Via the Las Vegas Review-Journal:
“The Yankees will face a crossroads in the next month,” said ESPN The Magazine’s Buster Olney, who wrote two in-depth pieces on Cashman’s future and the failures of the Yankees’ farm system.
Olney explained how the Yankees’ fall from grace stemmed from years of poor drafts, as win-at-all-costs owner George Steinbrenner steered his ship into an iceberg.
Olney made the following points about the Yankees’ drafts of 1997 to 2005:
– The Yankees produced a total of 10 position players who have appeared in a major league game; that is the fewest of any team in the major leagues, according to the Elias Sports Bureau.
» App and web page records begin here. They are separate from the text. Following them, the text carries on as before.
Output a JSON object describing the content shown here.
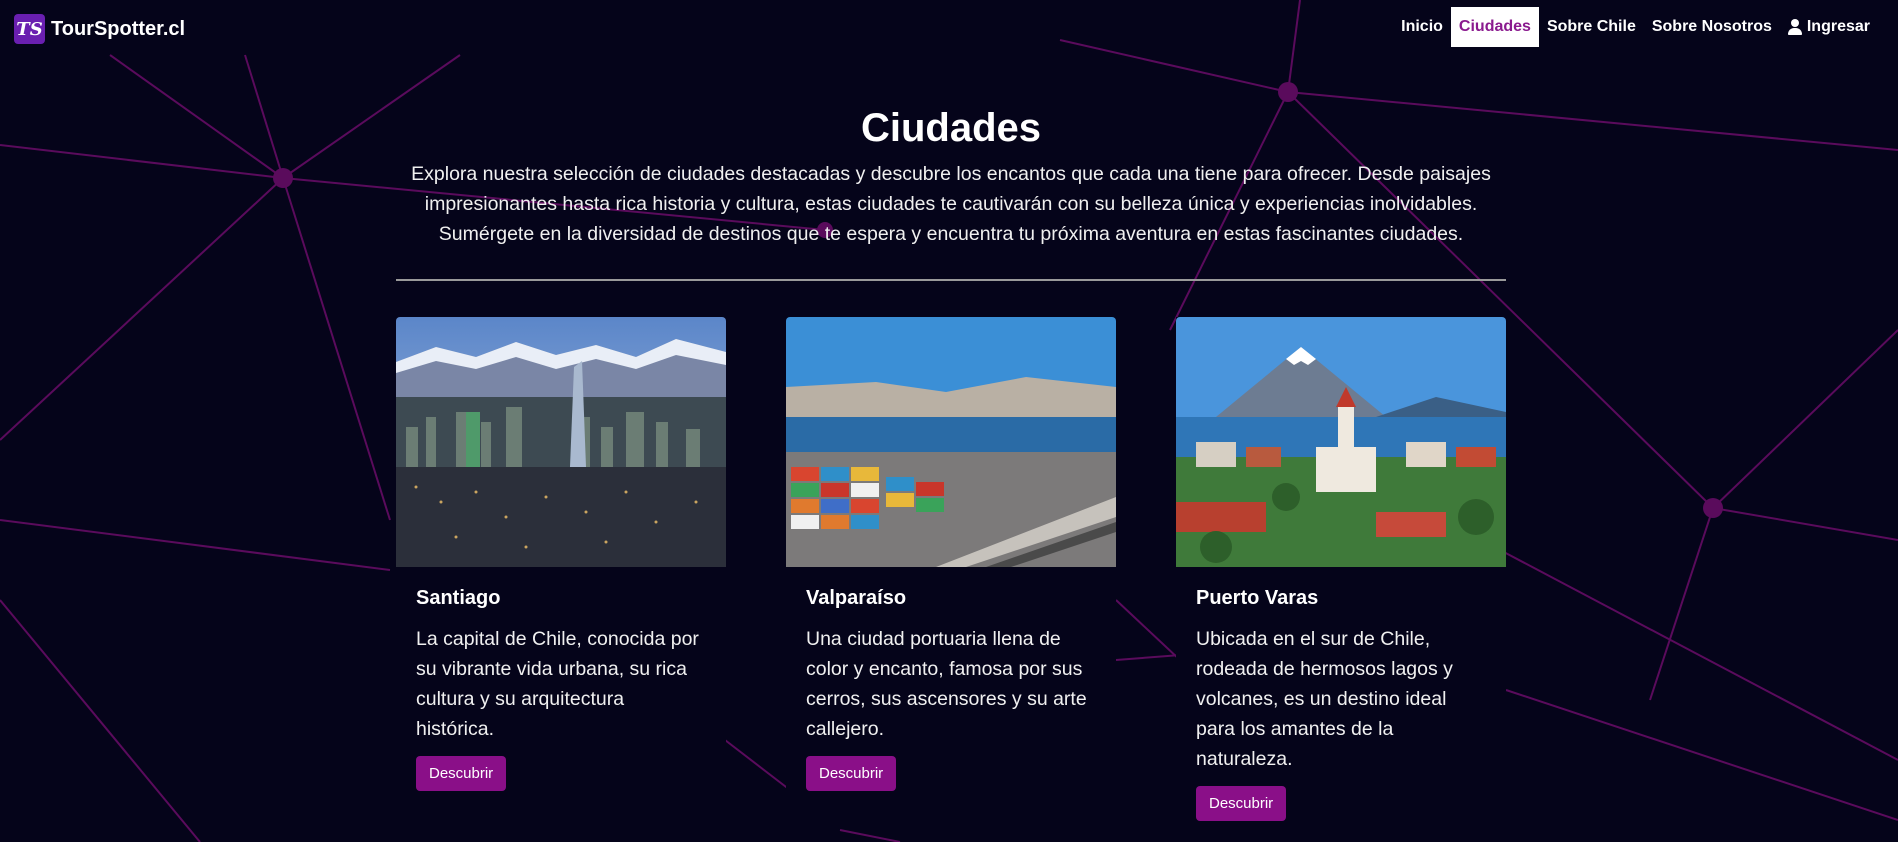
{
  "navbar": {
    "logo_text": "TS",
    "brand": "TourSpotter.cl",
    "links": [
      "Inicio",
      "Ciudades",
      "Sobre Chile",
      "Sobre Nosotros"
    ],
    "active": "Ciudades",
    "login_label": "Ingresar"
  },
  "main": {
    "title": "Ciudades",
    "intro": "Explora nuestra selección de ciudades destacadas y descubre los encantos que cada una tiene para ofrecer. Desde paisajes impresionantes hasta rica historia y cultura, estas ciudades te cautivarán con su belleza única y experiencias inolvidables. Sumérgete en la diversidad de destinos que te espera y encuentra tu próxima aventura en estas fascinantes ciudades."
  },
  "cards": [
    {
      "title": "Santiago",
      "text": "La capital de Chile, conocida por su vibrante vida urbana, su rica cultura y su arquitectura histórica.",
      "button": "Descubrir"
    },
    {
      "title": "Valparaíso",
      "text": "Una ciudad portuaria llena de color y encanto, famosa por sus cerros, sus ascensores y su arte callejero.",
      "button": "Descubrir"
    },
    {
      "title": "Puerto Varas",
      "text": "Ubicada en el sur de Chile, rodeada de hermosos lagos y volcanes, es un destino ideal para los amantes de la naturaleza.",
      "button": "Descubrir"
    }
  ],
  "colors": {
    "background": "#05041a",
    "accent": "#8a0f88",
    "network_lines": "#5e0c5e",
    "logo_bg": "#6a1fb0"
  }
}
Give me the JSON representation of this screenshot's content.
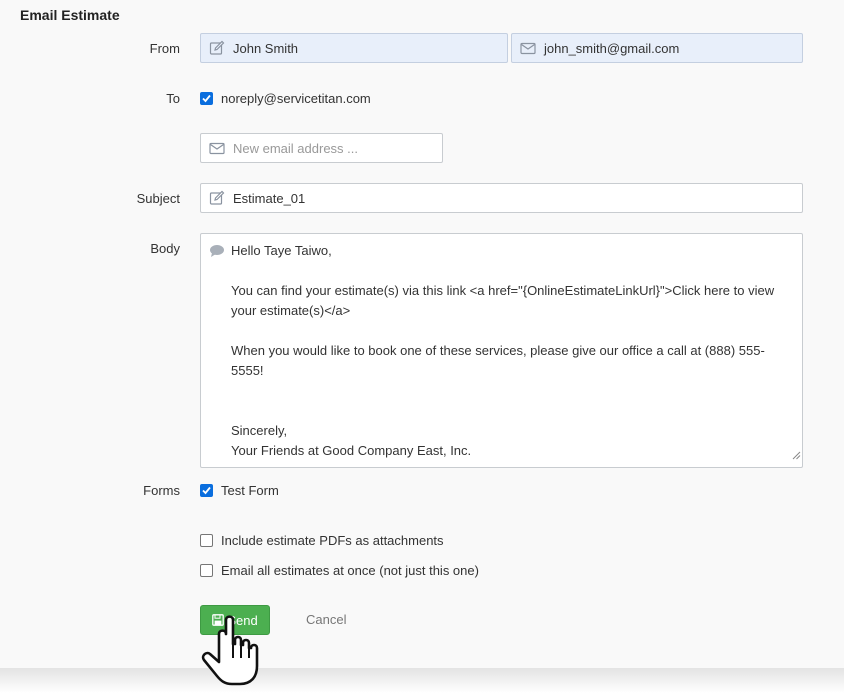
{
  "title": "Email Estimate",
  "from": {
    "label": "From",
    "name": "John Smith",
    "email": "john_smith@gmail.com"
  },
  "to": {
    "label": "To",
    "recipient": "noreply@servicetitan.com",
    "recipient_checked": true,
    "new_email_placeholder": "New email address ..."
  },
  "subject": {
    "label": "Subject",
    "value": "Estimate_01"
  },
  "body": {
    "label": "Body",
    "greeting": "Hello Taye Taiwo,",
    "line1": "You can find your estimate(s) via this link <a href=\"{OnlineEstimateLinkUrl}\">Click here to view",
    "line2": "your estimate(s)</a>",
    "line3": "When you would like to book one of these services, please give our office a call at (888) 555-5555!",
    "closing": "Sincerely,",
    "signature": "Your Friends at Good Company East, Inc."
  },
  "forms": {
    "label": "Forms",
    "items": [
      {
        "label": "Test Form",
        "checked": true
      }
    ]
  },
  "options": [
    {
      "label": "Include estimate PDFs as attachments",
      "checked": false
    },
    {
      "label": "Email all estimates at once (not just this one)",
      "checked": false
    }
  ],
  "actions": {
    "send_label": "Send",
    "cancel_label": "Cancel"
  },
  "colors": {
    "primary_button": "#4caf50",
    "checkbox_checked": "#0a6ede",
    "readonly_field": "#e8effa"
  },
  "icons": {
    "name_field": "edit-icon",
    "email_field": "envelope-icon",
    "subject_field": "edit-icon",
    "body_field": "speech-bubble-icon",
    "send_button": "floppy-disk-icon",
    "cursor": "hand-pointer-icon"
  }
}
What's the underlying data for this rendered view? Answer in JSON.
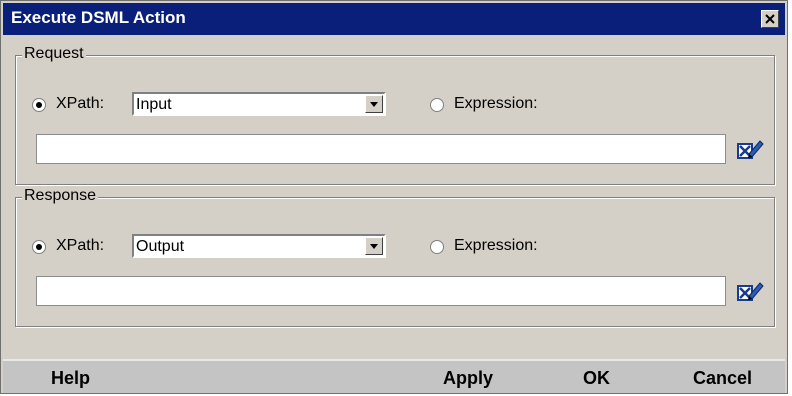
{
  "window": {
    "title": "Execute DSML Action"
  },
  "request": {
    "legend": "Request",
    "xpath_label": "XPath:",
    "xpath_selected": true,
    "xpath_value": "Input",
    "expression_label": "Expression:",
    "expression_selected": false,
    "expression_text": ""
  },
  "response": {
    "legend": "Response",
    "xpath_label": "XPath:",
    "xpath_selected": true,
    "xpath_value": "Output",
    "expression_label": "Expression:",
    "expression_selected": false,
    "expression_text": ""
  },
  "buttons": {
    "help": "Help",
    "apply": "Apply",
    "ok": "OK",
    "cancel": "Cancel"
  },
  "icons": {
    "close": "close-icon",
    "dropdown": "chevron-down-icon",
    "editor": "expression-editor-icon"
  },
  "colors": {
    "titlebar": "#0a1f7a",
    "dialog_bg": "#d4d0c8",
    "button_bar": "#c4c4c4"
  }
}
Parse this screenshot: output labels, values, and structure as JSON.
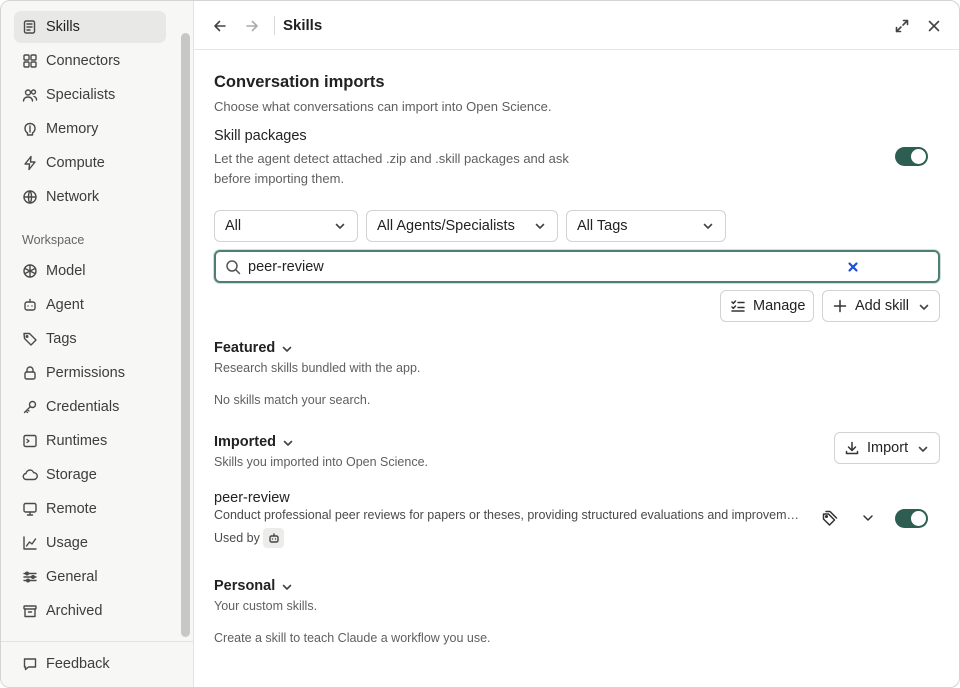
{
  "sidebar": {
    "items": [
      {
        "label": "Skills",
        "icon": "skills-icon",
        "active": true
      },
      {
        "label": "Connectors",
        "icon": "connectors-icon"
      },
      {
        "label": "Specialists",
        "icon": "specialists-icon"
      },
      {
        "label": "Memory",
        "icon": "memory-icon"
      },
      {
        "label": "Compute",
        "icon": "compute-icon"
      },
      {
        "label": "Network",
        "icon": "globe-icon"
      }
    ],
    "workspace_label": "Workspace",
    "workspace_items": [
      {
        "label": "Model",
        "icon": "model-icon"
      },
      {
        "label": "Agent",
        "icon": "agent-icon"
      },
      {
        "label": "Tags",
        "icon": "tag-icon"
      },
      {
        "label": "Permissions",
        "icon": "lock-icon"
      },
      {
        "label": "Credentials",
        "icon": "key-icon"
      },
      {
        "label": "Runtimes",
        "icon": "terminal-icon"
      },
      {
        "label": "Storage",
        "icon": "cloud-icon"
      },
      {
        "label": "Remote",
        "icon": "remote-icon"
      },
      {
        "label": "Usage",
        "icon": "chart-icon"
      },
      {
        "label": "General",
        "icon": "sliders-icon"
      },
      {
        "label": "Archived",
        "icon": "archive-icon"
      }
    ],
    "feedback_label": "Feedback"
  },
  "header": {
    "title": "Skills"
  },
  "conversation_imports": {
    "title": "Conversation imports",
    "subtitle": "Choose what conversations can import into Open Science.",
    "skill_packages_label": "Skill packages",
    "skill_packages_desc_line1": "Let the agent detect attached .zip and .skill packages and ask",
    "skill_packages_desc_line2": "before importing them.",
    "skill_packages_enabled": true
  },
  "filters": {
    "type": "All",
    "agents": "All Agents/Specialists",
    "tags": "All Tags"
  },
  "search": {
    "value": "peer-review"
  },
  "actions": {
    "manage_label": "Manage",
    "add_skill_label": "Add skill"
  },
  "featured": {
    "title": "Featured",
    "desc": "Research skills bundled with the app.",
    "empty": "No skills match your search."
  },
  "imported": {
    "title": "Imported",
    "desc": "Skills you imported into Open Science.",
    "import_label": "Import",
    "skills": [
      {
        "name": "peer-review",
        "description": "Conduct professional peer reviews for papers or theses, providing structured evaluations and improvement suggestions.",
        "used_by_label": "Used by",
        "enabled": true
      }
    ]
  },
  "personal": {
    "title": "Personal",
    "desc": "Your custom skills.",
    "empty": "Create a skill to teach Claude a workflow you use."
  },
  "colors": {
    "accent": "#2e5e52",
    "focus_border": "#4f7f74",
    "clear_icon": "#1d4ed8"
  }
}
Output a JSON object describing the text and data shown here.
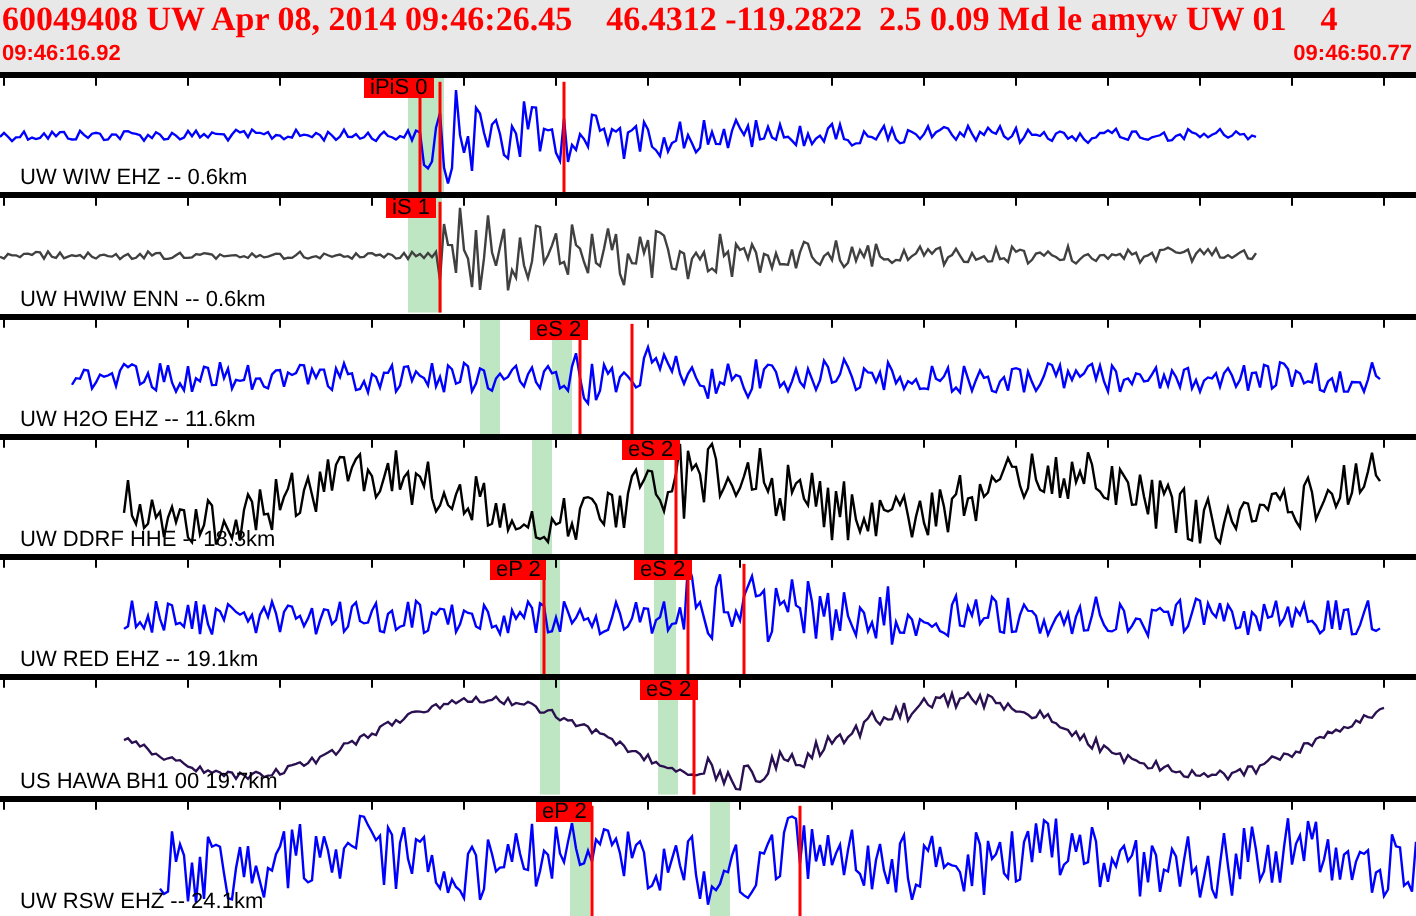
{
  "header": {
    "title": "60049408 UW Apr 08, 2014 09:46:26.45    46.4312 -119.2822  2.5 0.09 Md le amyw UW 01    4",
    "start_time": "09:46:16.92",
    "end_time": "09:46:50.77"
  },
  "traces": [
    {
      "station": "UW WIW EHZ -- 0.6km",
      "color": "#0000ff",
      "picks": [
        {
          "label": "iPiS 0"
        }
      ]
    },
    {
      "station": "UW HWIW ENN -- 0.6km",
      "color": "#404040",
      "picks": [
        {
          "label": "iS 1"
        }
      ]
    },
    {
      "station": "UW H2O EHZ -- 11.6km",
      "color": "#0000ff",
      "picks": [
        {
          "label": "eS 2"
        }
      ]
    },
    {
      "station": "UW DDRF HHE -- 18.3km",
      "color": "#000000",
      "picks": [
        {
          "label": "eS 2"
        }
      ]
    },
    {
      "station": "UW RED EHZ -- 19.1km",
      "color": "#0000ff",
      "picks": [
        {
          "label": "eP 2"
        },
        {
          "label": "eS 2"
        }
      ]
    },
    {
      "station": "US HAWA BH1 00 19.7km",
      "color": "#2a1050",
      "picks": [
        {
          "label": "eS 2"
        }
      ]
    },
    {
      "station": "UW RSW EHZ -- 24.1km",
      "color": "#0000ff",
      "picks": [
        {
          "label": "eP 2"
        }
      ]
    }
  ]
}
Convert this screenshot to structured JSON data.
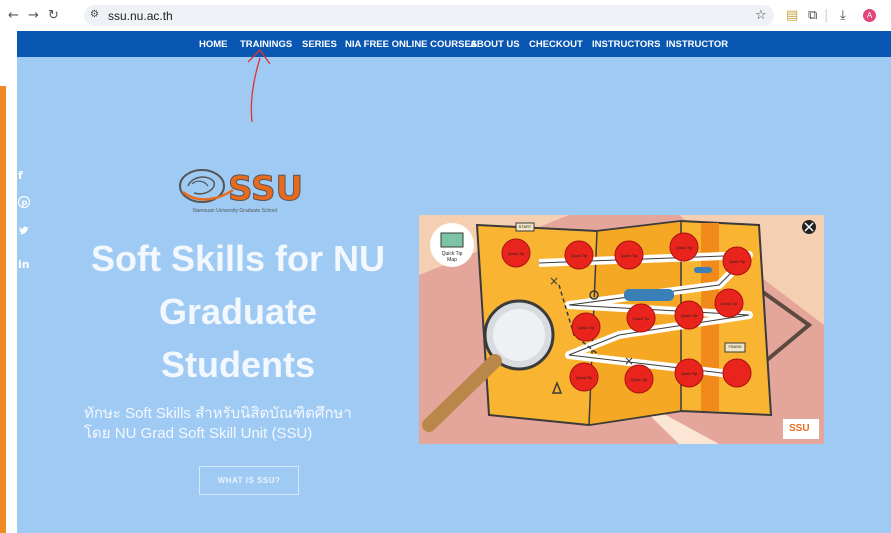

– The 10 position players drafted by the Yankees had accounted for a total of 888 career at-bats as of Sept. 9, which means that not only have the Yankees generated few major league position players, but they have produced no stars and just a handful of journeymen. The draftees of the Toronto Blue Jays from the same time frame, by comparison, have combined for 27,427 big league at-bats.
– The Yankees drafted and developed 20 pitchers, which is tied for the 12th most among the 30 teams. But those 20 pitchers selected by the Yankees have amassed 1,852 2/3 innings in the majors — the fewest innings for any group of pitchers drafted by any team. The Oakland Athletics’ draftees rank first, at 9,686 innings, according to Elias.
This ties back to what I wrote on May 28, 2008:
From December 1995 through July 2004, Lin Garrett was the Yankees director of scouting. It’s been Damon Oppenheimer since Garrett.
I’ve already gone on record as to how Lin Garrett clogged up, if not destroyed, the Yankees talent pipeline that was manned pretty well by personnel such as Brian Sabean and Bill Livesey (the Scouting Directors before Garrett).
Brian Cashman’s greatest gift to the Yankees may have been getting Garrett out of town. Why it took the Yankees so long to figure this out…well, it’s anyone’s guess.
Further, back on February 6, 2008 I wrote:
I wish I could tell you how Lin Garrett rose to power in the Yankees organization, and what his background was prior to joining the Yankees, and who in the Yankees front office was the force behind allowing him to go on, so poorly, for so long. But, I cannot find anything that provides those details.
What I could find shows how, for nine years, while the Yankees were winning four rings and six pennants on the field, Lin Garrett was laying the groundwork, behind the scenes, to lay waste to their farm system.
And, if anyone wants to wonder why the Yankees have a $200 million payroll, perhaps Lin Garrett is the reason why – as the lack of young and cheap talent to retool the Yankees, from 2002 to 2005 is a direct result of the Yankees’ terrible drafts from 1996 through 2003.
It’s great that Brian Cashman eventually got Garrett out of town. It’s too bad that it didn’t happen four or five years earlier. But, again, for all we know, it could have been “The Boss” who was keeping Cashman’s hands tied on this one.
Someday, it would nice to know the whole “Lin Garrett Story.” This one has a lot of fingerprints on it.
Today, I did some more searching on Garrett. It seems, prior to joining the Yankees organization in 1995, he held scouting positions with three other big league teams from 1987 though 1995 – including the Mets. But, what he did during the 1970′s and most of the 1980′s is still a mystery to me.
I would love to know how Lin Garrett caught the Yankees eye back in 1995 – and what he did to remain in their sweet spot for the next nine years. Considering what a black mark he is on the Yankees X-ray, today, you would think that someone, somewhere, would tell the story.